Despite the challenges we faced initially, I don’t regret my decision at all. I have realized that moving here, at this stage in his development, was the best decision that I could have made for us. He is living the childhood I always wanted for him. There is a sense of safety in Tokyo that doesn’t exist in the States. We feel no sense of caution when walking home at night or when taking public transit. We don’t flinch or hold our breath when encountering law enforcement. We don’t experience any aggression from the citizens here (maybe the occasional staring contest, but I always win). He has a supportive environment at his school now, and he is freer than he has been in a very long time. As a bonus, because of our location, we can explore Asia significantly cheaper than we could back home. Right now, I am content.

Sure, it is possible that by living here, he is experiencing a false sense of the reality that we may have to face if we go back to the United States. When he is a man, he may never know how to interact with police officers in a way that doesn’t make him seem intimidating or threatening (I don’t know anyone in the States who knows how to do this, actually). He may never learn to keep his hands in plain sight at all times and learn the phrase “If I die in police custody, I did not commit suicide.” I do take all of this into consideration. But you know what? I’m okay with that. Because my only focus as a mother right now is to create an environment where my son can be exactly who he should be at nine years old: a child. And I couldn’t care less on what continent that happens.

We went to a UFC fight this weekend. 

Leave a comment Standard

  
There he is. My boy. All excited after waking up at 5:30 to ride the train to Saitama to see grown ass, muscular, sweaty men pummel each other. It was awesome, actually. Clearly he and I were watching for two different reasons, but we both had a fun time together. I, personally, enjoyed my kid’s commentary the whole day. 

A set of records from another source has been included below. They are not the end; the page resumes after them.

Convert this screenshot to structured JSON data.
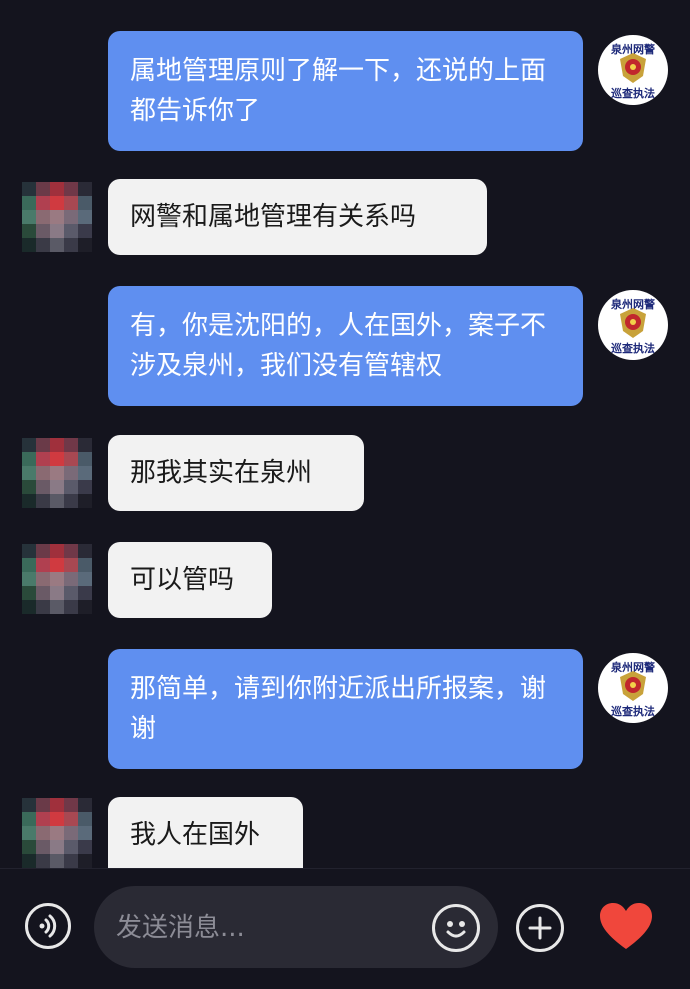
{
  "messages": [
    {
      "direction": "out",
      "text": "属地管理原则了解一下，还说的上面都告诉你了"
    },
    {
      "direction": "in",
      "text": "网警和属地管理有关系吗"
    },
    {
      "direction": "out",
      "text": "有，你是沈阳的，人在国外，案子不涉及泉州，我们没有管辖权"
    },
    {
      "direction": "in",
      "text": "那我其实在泉州"
    },
    {
      "direction": "in",
      "text": "可以管吗"
    },
    {
      "direction": "out",
      "text": "那简单，请到你附近派出所报案，谢谢"
    },
    {
      "direction": "in",
      "text": "我人在国外"
    }
  ],
  "police_avatar": {
    "line1": "泉州网警",
    "line2": "巡查执法",
    "icon": "police-emblem-icon"
  },
  "input": {
    "placeholder": "发送消息..."
  },
  "toolbar": {
    "voice_icon": "voice-icon",
    "emoji_icon": "emoji-icon",
    "plus_icon": "plus-icon",
    "like_icon": "heart-icon"
  },
  "colors": {
    "background": "#14141e",
    "outgoing_bubble": "#5f8ff0",
    "incoming_bubble": "#f2f2f2",
    "heart": "#f0473c"
  }
}
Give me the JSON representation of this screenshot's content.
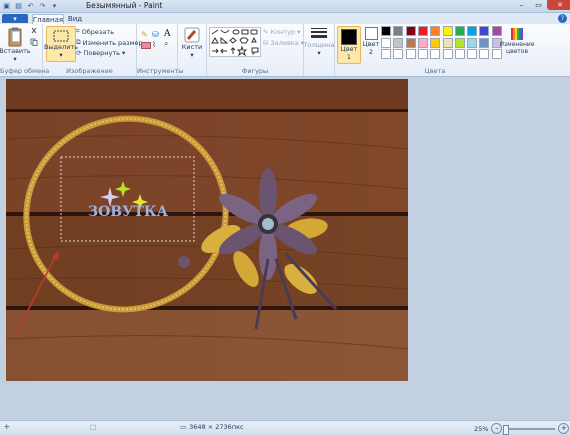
{
  "window": {
    "title": "Безымянный - Paint",
    "minimize": "–",
    "maximize": "▭",
    "close": "✕"
  },
  "tabs": {
    "file": "▾",
    "home": "Главная",
    "view": "Вид"
  },
  "groups": {
    "clipboard": {
      "label": "Буфер обмена",
      "paste": "Вставить"
    },
    "image": {
      "label": "Изображение",
      "select": "Выделить",
      "crop": "Обрезать",
      "resize": "Изменить размер",
      "rotate": "Повернуть"
    },
    "tools": {
      "label": "Инструменты"
    },
    "brushes": {
      "label": "Кисти"
    },
    "shapes": {
      "label": "Фигуры",
      "outline": "Контур",
      "fill": "Заливка"
    },
    "thickness": {
      "label": "Толщина"
    },
    "colors": {
      "label": "Цвета",
      "color1": "Цвет",
      "color1_num": "1",
      "color2": "Цвет",
      "color2_num": "2",
      "edit": "Изменение цветов",
      "color1_value": "#000000",
      "color2_value": "#ffffff",
      "palette": [
        "#000000",
        "#7f7f7f",
        "#880015",
        "#ed1c24",
        "#ff7f27",
        "#fff200",
        "#22b14c",
        "#00a2e8",
        "#3f48cc",
        "#a349a4",
        "#ffffff",
        "#c3c3c3",
        "#b97a57",
        "#ffaec9",
        "#ffc90e",
        "#efe4b0",
        "#b5e61d",
        "#99d9ea",
        "#7092be",
        "#c8bfe7",
        "#ffffff",
        "#ffffff",
        "#ffffff",
        "#ffffff",
        "#ffffff",
        "#ffffff",
        "#ffffff",
        "#ffffff",
        "#ffffff",
        "#ffffff"
      ]
    }
  },
  "canvas": {
    "watermark": "ЗОВУТКА"
  },
  "status": {
    "dimensions": "3648 × 2736пкс",
    "zoom": "25%"
  }
}
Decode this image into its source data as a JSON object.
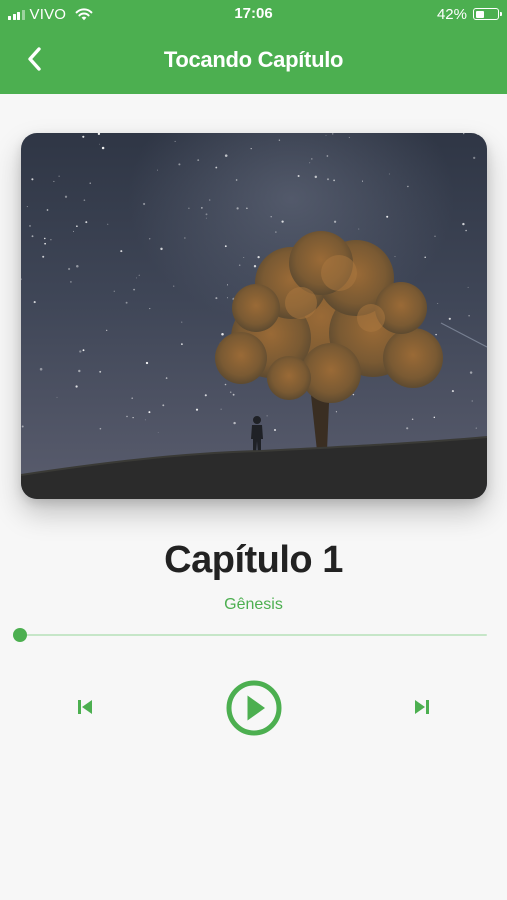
{
  "status_bar": {
    "carrier": "VIVO",
    "time": "17:06",
    "battery_percent": "42%",
    "battery_level": 0.42,
    "signal_bars_active": 3,
    "signal_bars_total": 4
  },
  "nav": {
    "title": "Tocando Capítulo",
    "back_icon": "chevron-left-icon"
  },
  "player": {
    "chapter_title": "Capítulo 1",
    "book_name": "Gênesis",
    "progress": 0.0,
    "controls": {
      "previous_icon": "skip-previous-icon",
      "play_icon": "play-circle-icon",
      "next_icon": "skip-next-icon"
    }
  },
  "colors": {
    "accent": "#4caf50",
    "track": "#c6e6c8",
    "title_text": "#222222",
    "background": "#f7f7f7"
  }
}
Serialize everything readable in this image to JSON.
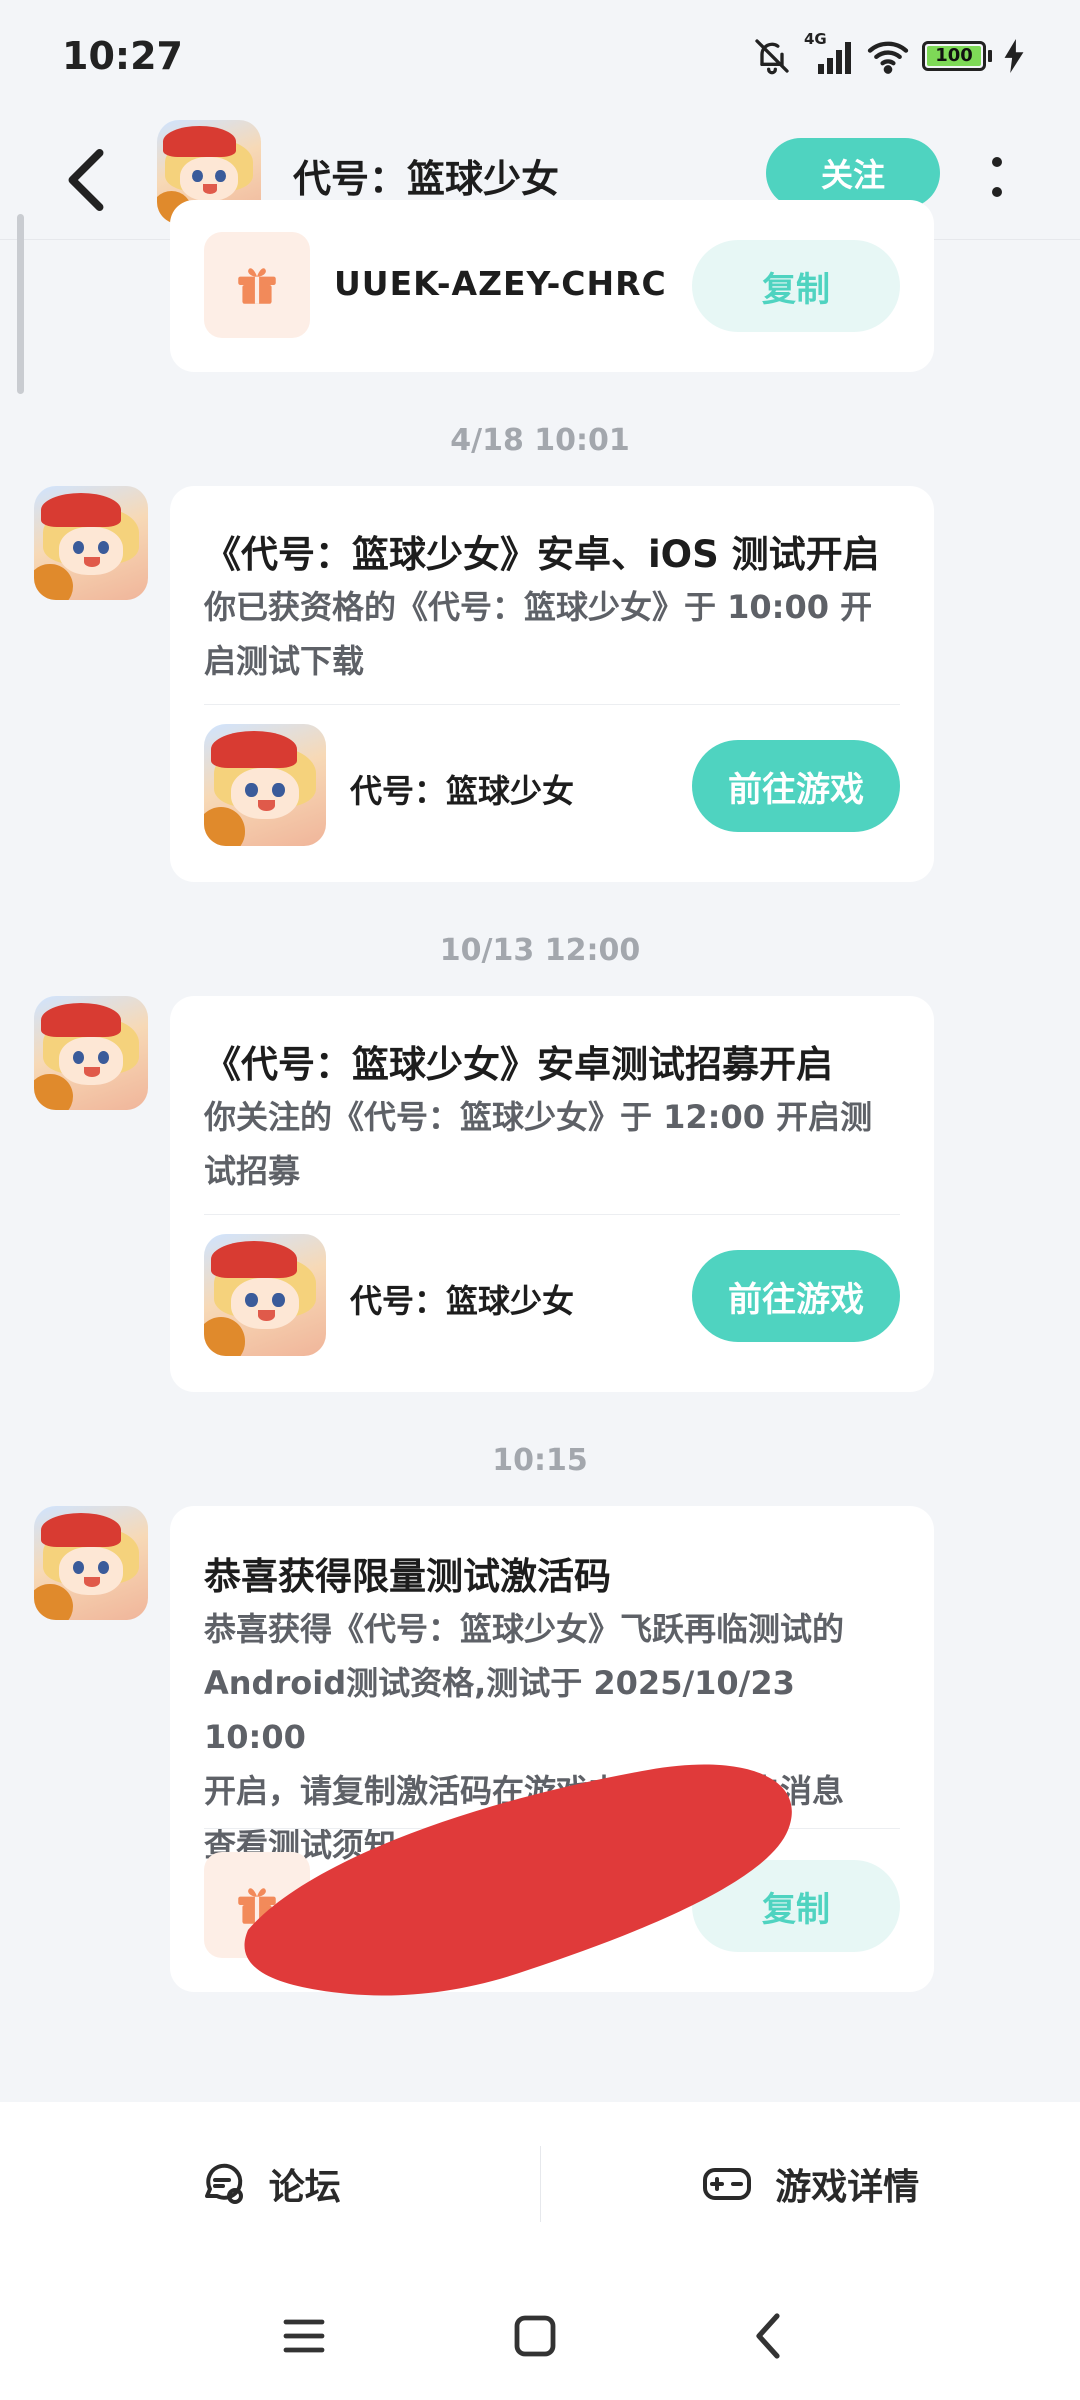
{
  "status_bar": {
    "time": "10:27",
    "network": "4G",
    "battery": "100",
    "icons": [
      "bell-off-icon",
      "signal-icon",
      "wifi-icon",
      "battery-icon",
      "charging-icon"
    ]
  },
  "header": {
    "title": "代号：篮球少女",
    "follow_label": "关注",
    "back_icon": "back-icon",
    "more_icon": "more-icon"
  },
  "messages": [
    {
      "code": "UUEK-AZEY-CHRC",
      "copy_label": "复制",
      "gift_icon": "gift-icon"
    },
    {
      "timestamp": "4/18  10:01",
      "title": "《代号：篮球少女》安卓、iOS 测试开启",
      "body": "你已获资格的《代号：篮球少女》于 10:00 开启测试下载",
      "game_name": "代号：篮球少女",
      "action_label": "前往游戏"
    },
    {
      "timestamp": "10/13  12:00",
      "title": "《代号：篮球少女》安卓测试招募开启",
      "body": "你关注的《代号：篮球少女》于 12:00 开启测试招募",
      "game_name": "代号：篮球少女",
      "action_label": "前往游戏"
    },
    {
      "timestamp": "10:15",
      "title": "恭喜获得限量测试激活码",
      "body_lines": [
        "恭喜获得《代号：篮球少女》飞跃再临测试的",
        "Android测试资格,测试于 2025/10/23 10:00",
        "开启，请复制激活码在游戏内使用，点击消息",
        "查看测试须知"
      ],
      "copy_label": "复制",
      "gift_icon": "gift-icon"
    }
  ],
  "bottom_tabs": [
    {
      "label": "论坛",
      "icon": "forum-icon"
    },
    {
      "label": "游戏详情",
      "icon": "gamepad-icon"
    }
  ],
  "nav_bar": {
    "icons": [
      "menu-icon",
      "home-icon",
      "back-nav-icon"
    ]
  },
  "colors": {
    "accent": "#4fd3c0",
    "accent_light": "#e7f7f5",
    "background": "#f3f5f8",
    "gift_bg": "#fdeee6",
    "gift_icon": "#f28a5a",
    "redaction": "#e03a3a"
  }
}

Here are a few highlights:

“If you’re gonna scream like a school girl every time the guy with the beard comes out then you might as well go up there and drink beer. It’s not like you’re gonna date him or anything!”

“Well it’s obvious they are all rooting for the Japanese opponent. Clearly we are going for the brown guys”

“That’s not butterflies and rainbows! That’s torture!!”

“Punch him in the nuts!”

“Wow! At least those dance moves he did in the beginning came in handy”

Boy: His belly sack is definitely giving him an advantage Me: His belly sack? Boy: yea, his belly sack. (Then grabs my stomach) 

“You can hear their fat bellies rubbing together (then proceeds to make a fat belly sound)”

“It shouldn’t be so hard to get him, he’s probably tired at this point anyway”

I love him. I really enjoyed spending the day with him and having fun. This was our first outing since moving here and it was great to relax a bit and have fun. We danced to the opening music. I sang along to someone walking in on “We Are The World” and even got some Japanese dudes to join in swaying their hands from side to side. And in that, successfully embarrassed my son. 

It was a pretty great day.